Reynolds Mansion Bed & Breakfast Inn - Asheville, NC

Asheville, NC: Gateway to the Appalachian Mountains

By the Reynolds Mansion B&B in Asheville, NC

Henry David Thoreau once related, “In wilderness is the preservation of the world.” There is not any larger example of this than the North Carolina Mountains. Western North Carolina (WNC) offers residents some of the most diverse climates, trees and wildlife in the world. It’s a place full of breathtaking, spellbinding, naturally occurring phenomenon including forests, mountaintop vistas, waterfalls and riverside. Over the years, people, local communities, state officers and the central government have worked to preserve the pretty landscape in Western North Carolina, along with the animals and plants that live there. This effort continues today and every year.

And, as new folks relocate to the area looking for a better standard of living, they discover an ancient mountain.

The Mountains in North Carolina Tell Their Story: Appalachian Mountain Facts

The Appalachian Mountains are a record of Earth’s history. According to the U.S. Geological Survey:  The Appalachians are old. A look at rocks exposed in the present day’s Appalachian Mountains exposes lengthened belts of folded and thrust faulted sea sedimentary rocks, volcanic rocks and slivers of ancient ocean floor.

Robust proof [shows] that these rocks were deformed during plate collision. The birth of the Appalachian ranges, some 480 million years back, marks the first of several mountain building plate collisions that ended in the construction of the supercontinent Pangea with the Appalachians close to the center.

The start of the Appalachian Mountains led on to many millions of years of Earth changes. Ultimately, approximately 60 million years back, the Appalachians we all know today began to take shape. The exact boundaries of the Appalachian Mountains are debatable, but most professionals agree the range extends over 1,500 North to South miles from Canada to Georgia. As a system of ridges split into several distinct ranges, the Appalachian Mountains span two nations and 15 states : Maine, New Hampshire, Vermont, Massachusetts, Connecticut, Pennsylvania, Maryland, Virginia, West Virginia, Ohio, Kentucky, Tennessee, North Carolina, South Carolina and Georgia. Perhaps the most famed attraction is the 2,100-mile Appalachian Trail (AT) that runs from Springer Mountain in Northern Georgia to Mount Katahdin in Maine.

Access to the AT is easily found in Western North Carolina agricultural areas like Hot Springs, Max Patch, a well known bald, or on the Blue Ridge Parkway, just outside of Asheville, wherein you will also find the Reynolds Mansion B&B.

The Magic of the Blue Ridge Mountains

One of the most well known provinces in the Appalachian Mountains is the Blue Ridge.
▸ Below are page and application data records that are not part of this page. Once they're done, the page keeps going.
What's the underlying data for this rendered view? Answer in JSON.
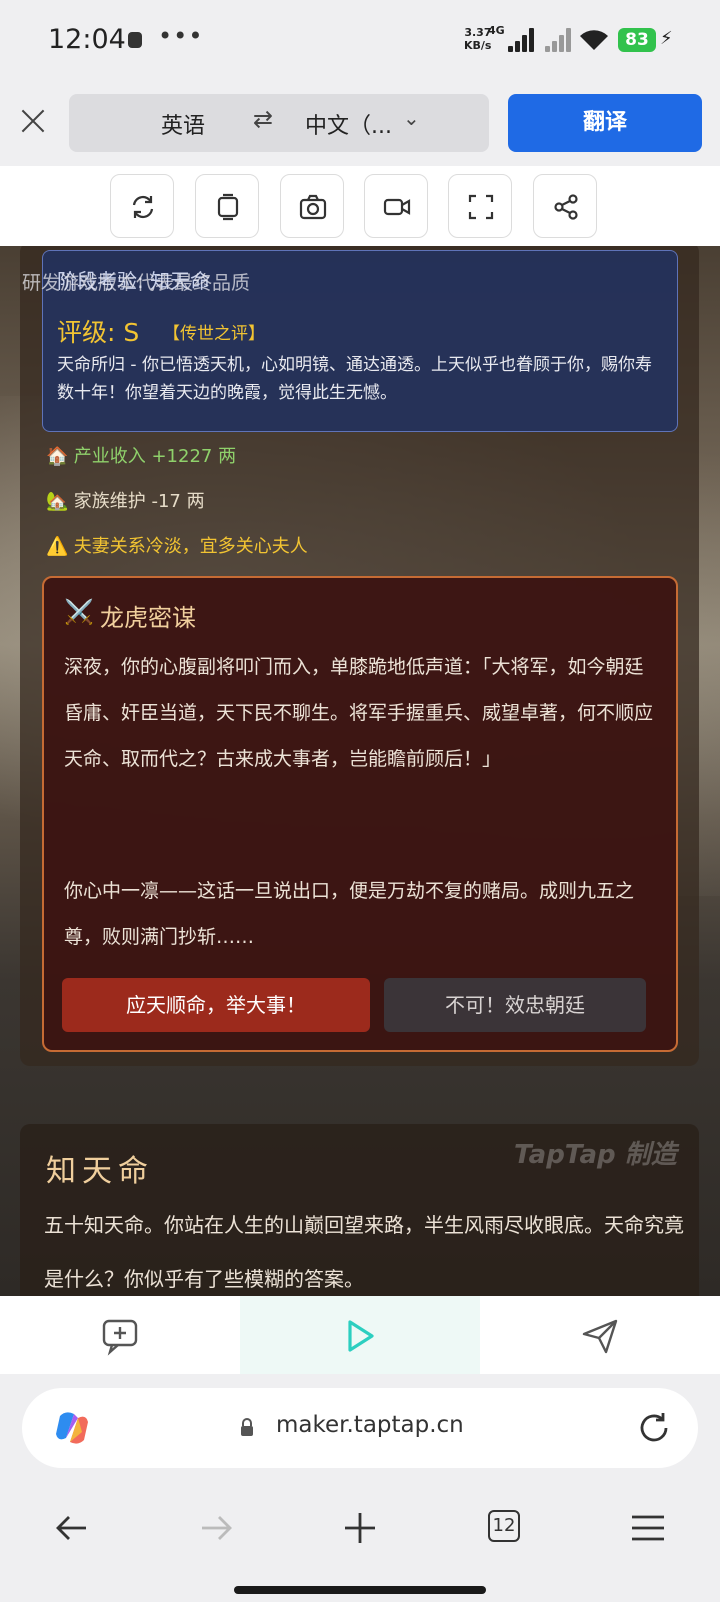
{
  "status_bar": {
    "time": "12:04",
    "more": "•••",
    "speed_top": "3.37",
    "speed_bottom": "KB/s",
    "network": "4G",
    "battery": "83",
    "battery_color": "#32c24d"
  },
  "translate_bar": {
    "source_lang": "英语",
    "swap_icon": "⇄",
    "target_lang": "中文（...",
    "translate_label": "翻译",
    "accent": "#1f6ae5"
  },
  "tools": [
    "refresh-icon",
    "layers-icon",
    "camera-icon",
    "video-icon",
    "fullscreen-icon",
    "share-icon"
  ],
  "game": {
    "watermark_top": "研发游戏版本代表最终品质",
    "evaluation": {
      "title": "阶段考验: 知天命",
      "grade": "评级: S",
      "grade_tag": "【传世之评】",
      "description": "天命所归 - 你已悟透天机，心如明镜、通达通透。上天似乎也眷顾于你，赐你寿数十年！你望着天边的晚霞，觉得此生无憾。"
    },
    "stats": {
      "income_icon": "🏠",
      "income": "产业收入 +1227 两",
      "family_icon": "🏡",
      "family": "家族维护 -17 两",
      "warning_icon": "⚠️",
      "warning": "夫妻关系冷淡，宜多关心夫人"
    },
    "event": {
      "icon": "⚔️",
      "title": "龙虎密谋",
      "paragraph1": "深夜，你的心腹副将叩门而入，单膝跪地低声道：「大将军，如今朝廷昏庸、奸臣当道，天下民不聊生。将军手握重兵、威望卓著，何不顺应天命、取而代之？古来成大事者，岂能瞻前顾后！」",
      "paragraph2": "你心中一凛——这话一旦说出口，便是万劫不复的赌局。成则九五之尊，败则满门抄斩……",
      "choice_a": "应天顺命，举大事！",
      "choice_b": "不可！效忠朝廷"
    },
    "chapter": {
      "title": "知天命",
      "text": "五十知天命。你站在人生的山巅回望来路，半生风雨尽收眼底。天命究竟是什么？你似乎有了些模糊的答案。"
    },
    "taptap_watermark": "TapTap 制造"
  },
  "app_bar": {
    "left_icon": "comment-add-icon",
    "middle_icon": "play-icon",
    "right_icon": "send-icon",
    "play_color": "#2ccfc0"
  },
  "url_bar": {
    "url": "maker.taptap.cn"
  },
  "nav": {
    "tabs_count": "12"
  }
}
The Blue Ridge Mountains stretch through Pennsylvania, Maryland, Virginia, Tennessee, North Carolina and Georgia.

They are home to the highest peaks in Eastern Northern America, the highest being Mount Mitchell in Western North Carolina at 6,684 feet. The trees are what give the Blue Ridge its name. According to the Nation’s Park Service, hydrocarbons released into the atmosphere by the trees create their signature color. The Blue Ridge offers a range of natural attractions including 2 countrywide parks : the Shenandoah in the North and the Great Smokies in the South. The Blue Ridge Parkway, a 496-mile scenic road that connects the 2 parks, provides amazing mountain lookouts and access to hundreds of hiking trails. The Great Hazy Mountains : A Union of Forest Preservation and Land Conservation The Great Hazy Mountains cover the border between North Carolina and Tennessee. The Great Hazy Mountains Countrywide Park is one of the biggest forest preservation areas in the Eastern United States.
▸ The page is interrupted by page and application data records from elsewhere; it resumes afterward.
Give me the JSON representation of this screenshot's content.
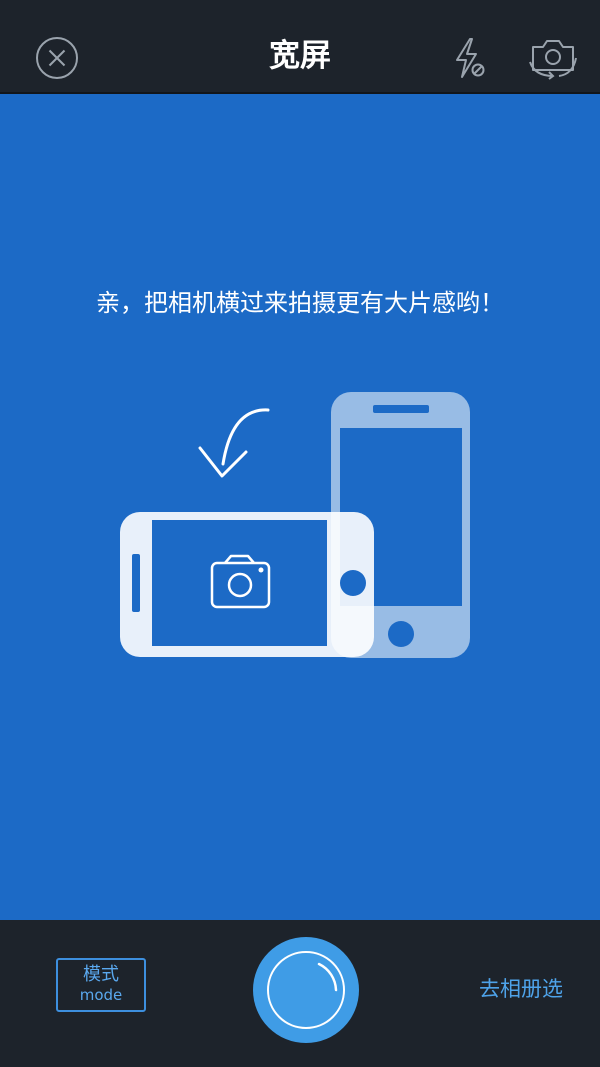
{
  "header": {
    "title": "宽屏",
    "close_icon": "close-circle-icon",
    "flash_icon": "flash-off-icon",
    "flip_icon": "camera-switch-icon"
  },
  "main": {
    "hint": "亲，把相机横过来拍摄更有大片感哟！",
    "illustration_icons": [
      "rotate-arrow-icon",
      "phone-landscape-icon",
      "phone-portrait-icon",
      "camera-icon"
    ]
  },
  "footer": {
    "mode_cn": "模式",
    "mode_en": "mode",
    "shutter_icon": "shutter-icon",
    "album": "去相册选"
  },
  "colors": {
    "bar": "#1d232b",
    "viewfinder": "#1c6ac6",
    "accent": "#3f9ce6",
    "link": "#4ea3ea"
  }
}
According to StateParks the park was once part of Cherokee homeland and now pulls over nine million visitors every year. There are over 800 miles of hiking trails that range all the way from straightforward to difficult including seventy miles of the Appalachian Trail. In the summer, weather in the park consists generally of abundant rainfall and high humidity, making healthy growing conditions. Overall, Western North Carolina climate and Asheville weather brings four balanced seasons.

Winters and summers are moderate compared with other regions. Native trees, plants and flowers bloom during 3 seasons, and in the winter, snow-peaked mountain views peek thru barren, forest trees. StatePark reports that, “some 100 species of local trees find homes in the Smokies, more than any other Northern US state park.” The site adds that “almost 95% of the park is forested, and about 25% of that area is old growth forest — one of the biggest blocks of deciduous, temperate, old-growth forest remaining in North America.” The Nation’s Park Service explains that no other area of equal size in a gentle climate can match the park’s superb variety of plants, animals, and invertebrates. Over 10,000 species have been documented. The mountains in North Carolina, surrounding Asheville, are a place where the mountains, rivers, trees and animals tell an ancient story.

Be still and listen and you’ll hear the voice of the land.

Come enjoy the splendor of the Blue Ridge Mountains and the Appalachian Trail, and stay with us at the Reynolds Mansion B&B in Asheville, NC.